Task statement:
The answer must be a single number: how many lines in this listing hold the word "JSON".

Source data:
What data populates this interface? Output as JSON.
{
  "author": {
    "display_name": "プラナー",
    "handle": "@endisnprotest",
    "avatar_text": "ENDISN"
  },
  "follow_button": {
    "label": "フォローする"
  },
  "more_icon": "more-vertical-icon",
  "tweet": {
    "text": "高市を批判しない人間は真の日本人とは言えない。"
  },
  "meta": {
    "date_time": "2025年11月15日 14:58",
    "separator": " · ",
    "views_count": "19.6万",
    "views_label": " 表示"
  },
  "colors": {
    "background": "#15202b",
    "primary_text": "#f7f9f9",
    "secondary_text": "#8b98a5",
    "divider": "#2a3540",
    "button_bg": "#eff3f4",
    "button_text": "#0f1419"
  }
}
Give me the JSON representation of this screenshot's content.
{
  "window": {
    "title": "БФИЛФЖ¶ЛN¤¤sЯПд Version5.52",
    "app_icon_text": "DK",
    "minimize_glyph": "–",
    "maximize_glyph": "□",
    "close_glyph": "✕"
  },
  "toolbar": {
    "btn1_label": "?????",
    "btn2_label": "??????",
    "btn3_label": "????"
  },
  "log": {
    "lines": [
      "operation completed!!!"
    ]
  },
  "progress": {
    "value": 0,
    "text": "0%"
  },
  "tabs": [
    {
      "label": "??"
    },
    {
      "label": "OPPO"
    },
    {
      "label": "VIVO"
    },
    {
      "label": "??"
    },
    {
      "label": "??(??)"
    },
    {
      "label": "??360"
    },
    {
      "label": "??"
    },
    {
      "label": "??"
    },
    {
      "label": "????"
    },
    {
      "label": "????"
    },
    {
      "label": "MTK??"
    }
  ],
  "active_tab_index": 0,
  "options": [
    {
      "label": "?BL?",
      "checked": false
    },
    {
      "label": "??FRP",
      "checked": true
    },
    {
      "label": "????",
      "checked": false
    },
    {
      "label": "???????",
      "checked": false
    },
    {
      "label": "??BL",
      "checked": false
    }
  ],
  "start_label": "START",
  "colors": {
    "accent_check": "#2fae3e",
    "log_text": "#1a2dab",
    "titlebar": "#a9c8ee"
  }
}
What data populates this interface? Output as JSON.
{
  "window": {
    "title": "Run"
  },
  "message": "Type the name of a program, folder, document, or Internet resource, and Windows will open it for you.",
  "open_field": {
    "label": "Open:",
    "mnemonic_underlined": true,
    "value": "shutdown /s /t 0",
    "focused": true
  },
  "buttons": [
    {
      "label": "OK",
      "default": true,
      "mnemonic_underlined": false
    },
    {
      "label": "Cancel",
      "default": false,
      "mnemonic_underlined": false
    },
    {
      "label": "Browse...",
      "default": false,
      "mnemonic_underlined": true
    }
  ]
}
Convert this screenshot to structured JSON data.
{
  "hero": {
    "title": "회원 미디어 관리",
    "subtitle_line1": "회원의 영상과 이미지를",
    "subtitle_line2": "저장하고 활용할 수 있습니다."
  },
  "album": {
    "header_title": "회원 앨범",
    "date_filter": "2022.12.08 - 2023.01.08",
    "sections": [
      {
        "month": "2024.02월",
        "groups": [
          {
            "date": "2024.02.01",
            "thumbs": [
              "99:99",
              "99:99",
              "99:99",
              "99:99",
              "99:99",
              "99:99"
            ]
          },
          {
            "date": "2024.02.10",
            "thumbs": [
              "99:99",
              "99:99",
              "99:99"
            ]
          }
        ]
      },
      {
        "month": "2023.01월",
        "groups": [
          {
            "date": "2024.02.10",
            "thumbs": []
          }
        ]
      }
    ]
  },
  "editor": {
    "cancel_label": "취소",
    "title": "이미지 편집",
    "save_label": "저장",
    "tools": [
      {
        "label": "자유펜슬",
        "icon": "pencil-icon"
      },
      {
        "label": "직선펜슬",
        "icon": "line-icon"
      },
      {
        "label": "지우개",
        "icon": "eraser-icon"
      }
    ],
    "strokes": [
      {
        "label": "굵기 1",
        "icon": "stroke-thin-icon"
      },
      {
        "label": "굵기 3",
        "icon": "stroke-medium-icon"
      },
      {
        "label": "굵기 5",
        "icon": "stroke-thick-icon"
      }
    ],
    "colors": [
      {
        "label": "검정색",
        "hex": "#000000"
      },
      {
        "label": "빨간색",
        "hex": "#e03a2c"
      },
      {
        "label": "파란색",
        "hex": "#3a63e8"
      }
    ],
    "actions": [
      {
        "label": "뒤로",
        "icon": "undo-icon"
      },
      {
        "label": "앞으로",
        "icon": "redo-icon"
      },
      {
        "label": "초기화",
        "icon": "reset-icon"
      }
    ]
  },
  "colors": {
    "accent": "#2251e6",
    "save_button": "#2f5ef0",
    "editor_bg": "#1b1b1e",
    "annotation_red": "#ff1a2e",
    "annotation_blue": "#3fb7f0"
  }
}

Reply:
4